There is a growing sense of discontent within the party – a mistrust of the leadership. There is an awareness that the old leadership who were in charge during capitalist boom times, when there was very little pressure from below, are no longer really on the same page as the membership. The Canadian working class is in desperate need of some very concrete solutions to some very concrete problems – there are no quality jobs; we are losing our healthcare; our income is decreasing while our debts and user-fees increase. Interest rates have been low, but they cannot stay low forever. Our massive debt must be paid back and there will be interest. Meanwhile, corporate and government debt are just as massive. Corporations will demand spending cuts and tax relief in order to stay afloat. They will have to cut jobs and wages in order to keep costs down, so as not to be out-competed by other corporations.

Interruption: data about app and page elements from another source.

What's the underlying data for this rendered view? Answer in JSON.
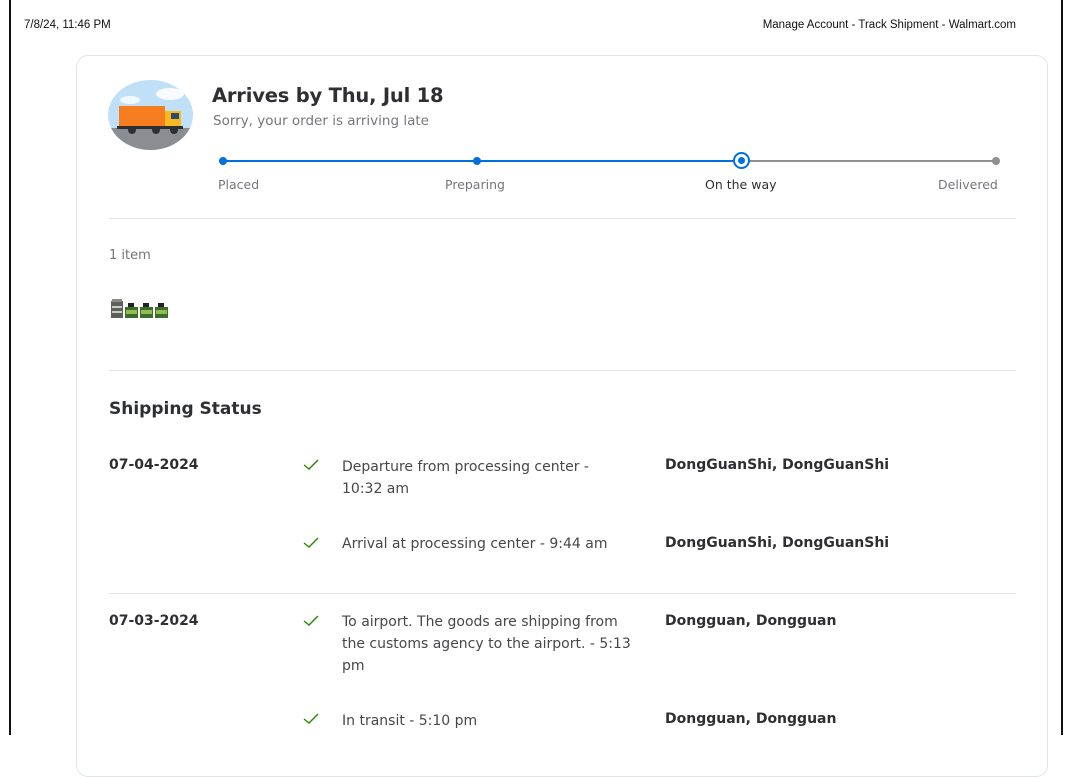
{
  "print_header": {
    "datetime": "7/8/24, 11:46 PM",
    "page_title": "Manage Account - Track Shipment - Walmart.com"
  },
  "arrival": {
    "title": "Arrives by Thu, Jul 18",
    "subtitle": "Sorry, your order is arriving late",
    "icon": "truck-icon"
  },
  "tracker": {
    "steps": [
      {
        "label": "Placed",
        "state": "complete"
      },
      {
        "label": "Preparing",
        "state": "complete"
      },
      {
        "label": "On the way",
        "state": "current"
      },
      {
        "label": "Delivered",
        "state": "pending"
      }
    ],
    "progress_color": "#0071dc",
    "pending_color": "#8e9093"
  },
  "items": {
    "count_label": "1 item",
    "thumbnail": "product-thumbnail"
  },
  "shipping_status": {
    "title": "Shipping Status",
    "check_color": "#2a8703",
    "rows": [
      {
        "date": "07-04-2024",
        "description": "Departure from processing center - 10:32 am",
        "location": "DongGuanShi, DongGuanShi"
      },
      {
        "date": "",
        "description": "Arrival at processing center - 9:44 am",
        "location": "DongGuanShi, DongGuanShi"
      },
      {
        "date": "07-03-2024",
        "description": "To airport. The goods are shipping from the customs agency to the airport. - 5:13 pm",
        "location": "Dongguan, Dongguan"
      },
      {
        "date": "",
        "description": "In transit - 5:10 pm",
        "location": "Dongguan, Dongguan"
      }
    ]
  }
}
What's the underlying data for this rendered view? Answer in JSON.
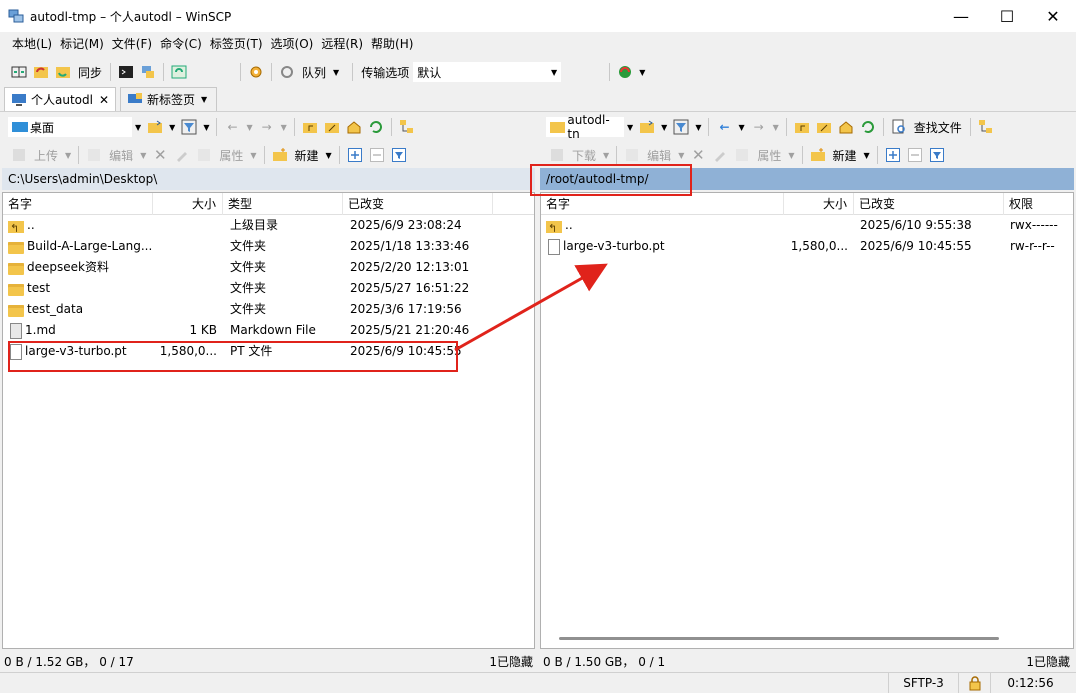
{
  "window": {
    "title": "autodl-tmp – 个人autodl – WinSCP",
    "minimize": "—",
    "maximize": "☐",
    "close": "✕"
  },
  "menu": [
    "本地(L)",
    "标记(M)",
    "文件(F)",
    "命令(C)",
    "标签页(T)",
    "选项(O)",
    "远程(R)",
    "帮助(H)"
  ],
  "toolbar": {
    "sync_label": "同步",
    "queue_label": "队列",
    "transfer_label": "传输选项",
    "transfer_value": "默认"
  },
  "tabs": [
    {
      "label": "个人autodl",
      "close": "✕"
    },
    {
      "label": "新标签页"
    }
  ],
  "left": {
    "drive": "桌面",
    "upload": "上传",
    "edit": "编辑",
    "props": "属性",
    "new": "新建",
    "path": "C:\\Users\\admin\\Desktop\\",
    "columns": {
      "name": "名字",
      "size": "大小",
      "type": "类型",
      "modified": "已改变"
    },
    "rows": [
      {
        "name": "..",
        "size": "",
        "type": "上级目录",
        "modified": "2025/6/9 23:08:24",
        "icon": "folder-up"
      },
      {
        "name": "Build-A-Large-Lang...",
        "size": "",
        "type": "文件夹",
        "modified": "2025/1/18 13:33:46",
        "icon": "folder"
      },
      {
        "name": "deepseek资料",
        "size": "",
        "type": "文件夹",
        "modified": "2025/2/20 12:13:01",
        "icon": "folder"
      },
      {
        "name": "test",
        "size": "",
        "type": "文件夹",
        "modified": "2025/5/27 16:51:22",
        "icon": "folder"
      },
      {
        "name": "test_data",
        "size": "",
        "type": "文件夹",
        "modified": "2025/3/6 17:19:56",
        "icon": "folder"
      },
      {
        "name": "1.md",
        "size": "1 KB",
        "type": "Markdown File",
        "modified": "2025/5/21 21:20:46",
        "icon": "md"
      },
      {
        "name": "large-v3-turbo.pt",
        "size": "1,580,0...",
        "type": "PT 文件",
        "modified": "2025/6/9 10:45:55",
        "icon": "file"
      }
    ],
    "status": "0 B / 1.52 GB， 0 / 17",
    "hidden": "1已隐藏"
  },
  "right": {
    "dir": "autodl-tn",
    "download": "下载",
    "edit": "编辑",
    "props": "属性",
    "new": "新建",
    "find": "查找文件",
    "path": "/root/autodl-tmp/",
    "columns": {
      "name": "名字",
      "size": "大小",
      "modified": "已改变",
      "rights": "权限"
    },
    "rows": [
      {
        "name": "..",
        "size": "",
        "modified": "2025/6/10 9:55:38",
        "rights": "rwx------",
        "icon": "folder-up"
      },
      {
        "name": "large-v3-turbo.pt",
        "size": "1,580,0...",
        "modified": "2025/6/9 10:45:55",
        "rights": "rw-r--r--",
        "icon": "file"
      }
    ],
    "status": "0 B / 1.50 GB， 0 / 1",
    "hidden": "1已隐藏"
  },
  "bottom": {
    "protocol": "SFTP-3",
    "time": "0:12:56"
  },
  "colors": {
    "annotation": "#e0231b",
    "path_active": "#8fb1d6",
    "path_inactive": "#dfe6ee"
  }
}
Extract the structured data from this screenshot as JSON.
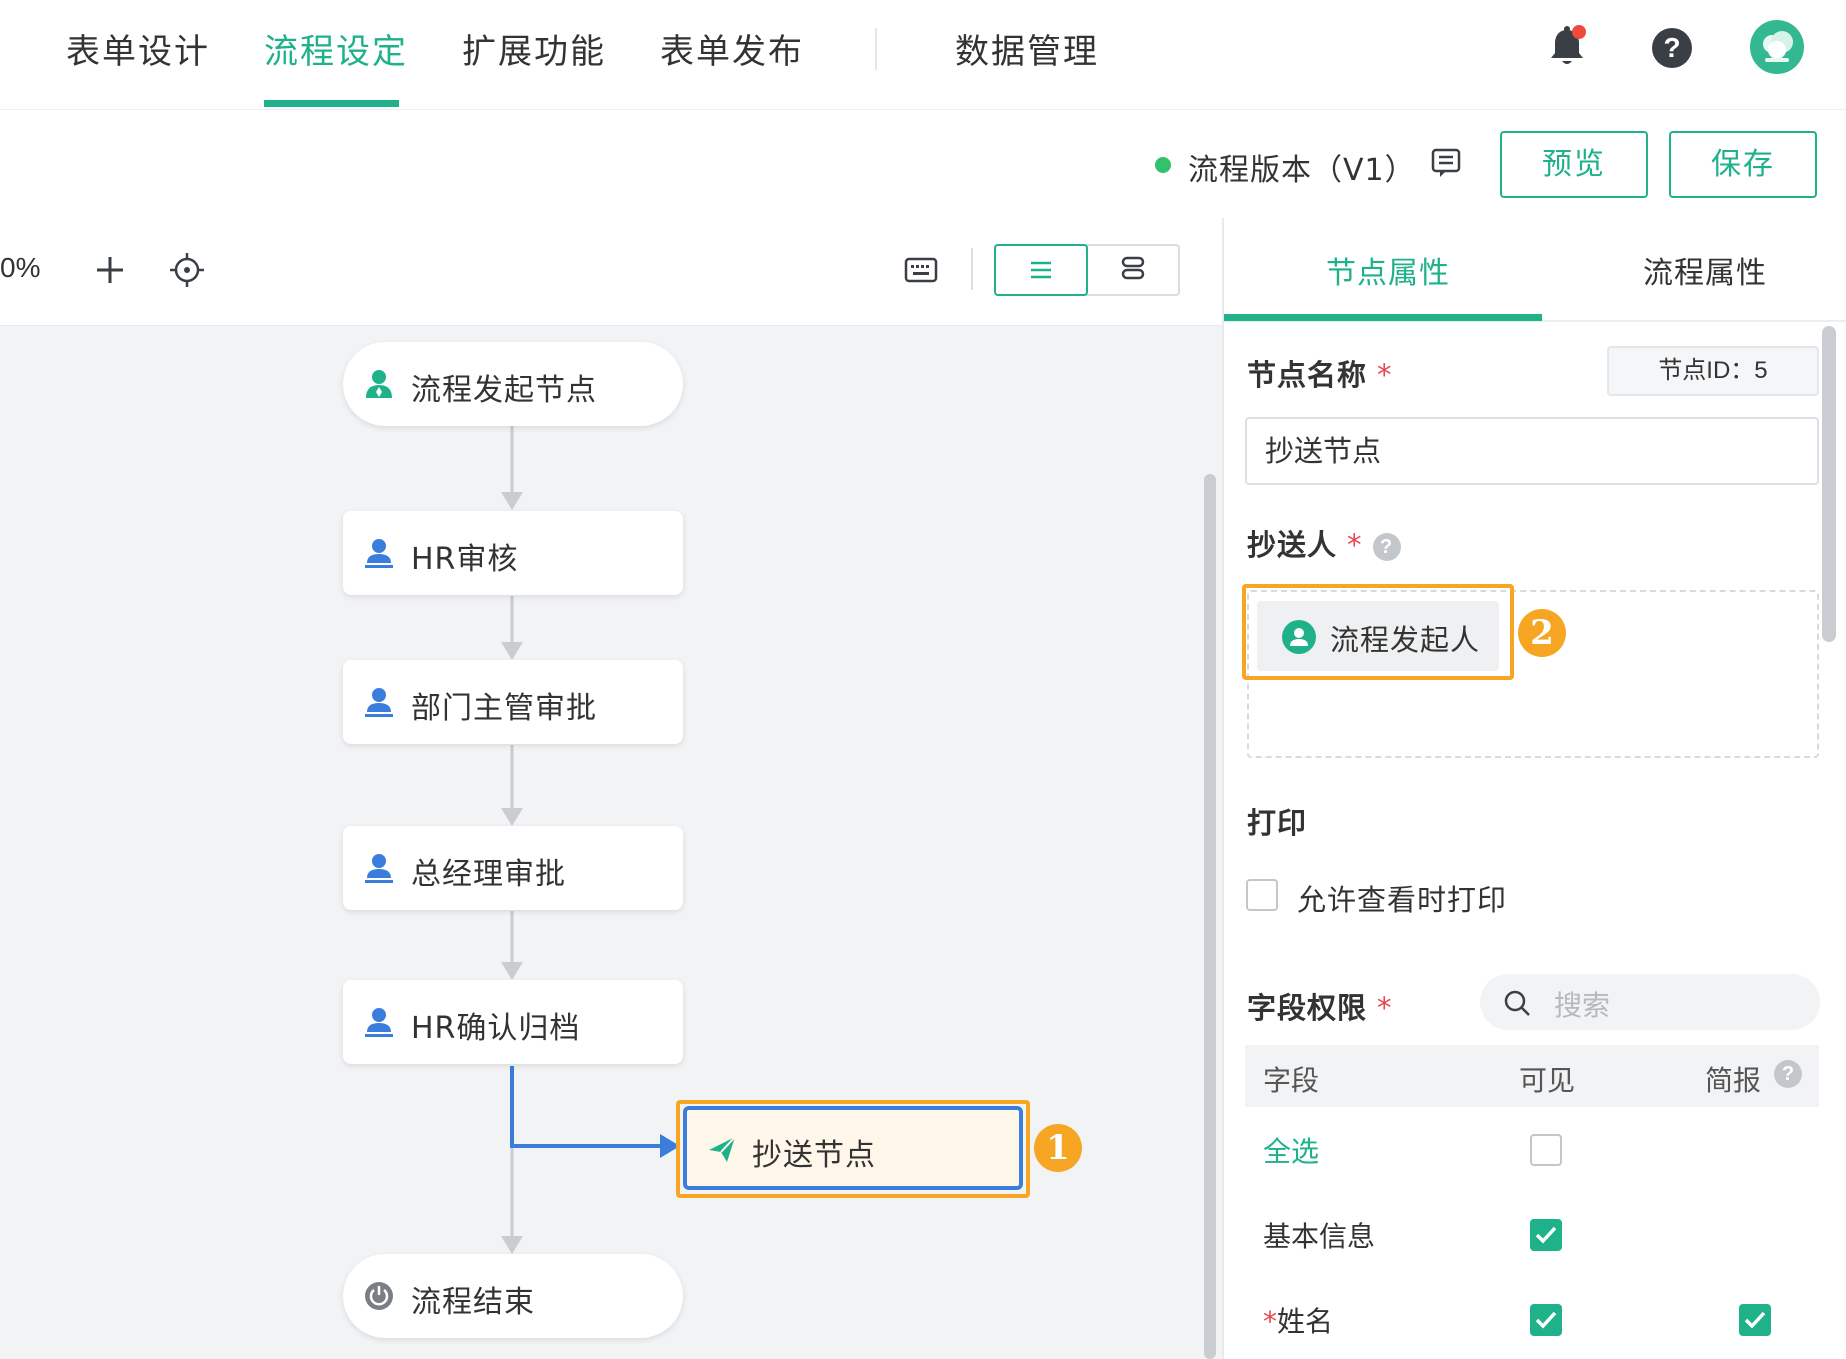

The current leaders of the NDP and labour movement are wrong to underestimate the ability and willingness of Canadian workers to rise up and take matters into their own hands. We will be forced to do so, whether the NDP is ready or not. And there will be no solution under this rotten capitalist system. We’re ready for a real change – a new system in which the wealth that we as working people earn from our labour goes back into our schools, our healthcare, our social programs, our technological and artistic innovation, rather than into the pockets of an exorbitantly rich parasitic minority. Marx and Engels present us with the option – socialism or barbarism. Either we build a world where profit does not come first at the expense of humanity and the planet, OR we continue down this path of war, poverty and destruction until we blow ourselves up or the world melts because of global warming. The Regina Manifesto, the founding document of the Cooperative Commonwealth Federation (CCF) which became the NDP, concludes with “No CCF Government will rest content until it has eradicated capitalism” (1933). If the leadership chooses to ignore this, then it is time for a new leadership. When the Canadian working class rises up and turns to the NDP for guidance, they better not let us down, as has been the case with so many workers’ parties in so many revolutions. It is our job as members to keep our leaders in line and to ensure that there are good people in the leadership, with a solid understanding of how to build socialism. We call on all working people to join the NDP and fight for a genuine socialist program.

NDP to power on a socialist program!


*During the twentieth century – Russia 1905, Ireland 1916, Russia 1917, Germany 1918-23, Hungary 1919, Winnipeg General Strike 1919, British General Strike 1926, China 1926-7, Spain 1931-39, China 1949, Hungary 1956, Cuba 1959, France 1968, Pakistan 1968, Chile 1971-73, Portugal 1974, Iran 1979, British Miners’ Strike 1984-5, Albania 1997, Indonesia 1998, Ecuador 2000, Argentina 2001-2, Bolivia 2003, Venezuela today – to name a few. There is not space in this editorial to expand on examples, but please visit for analysis of past revolutions.

November, 2004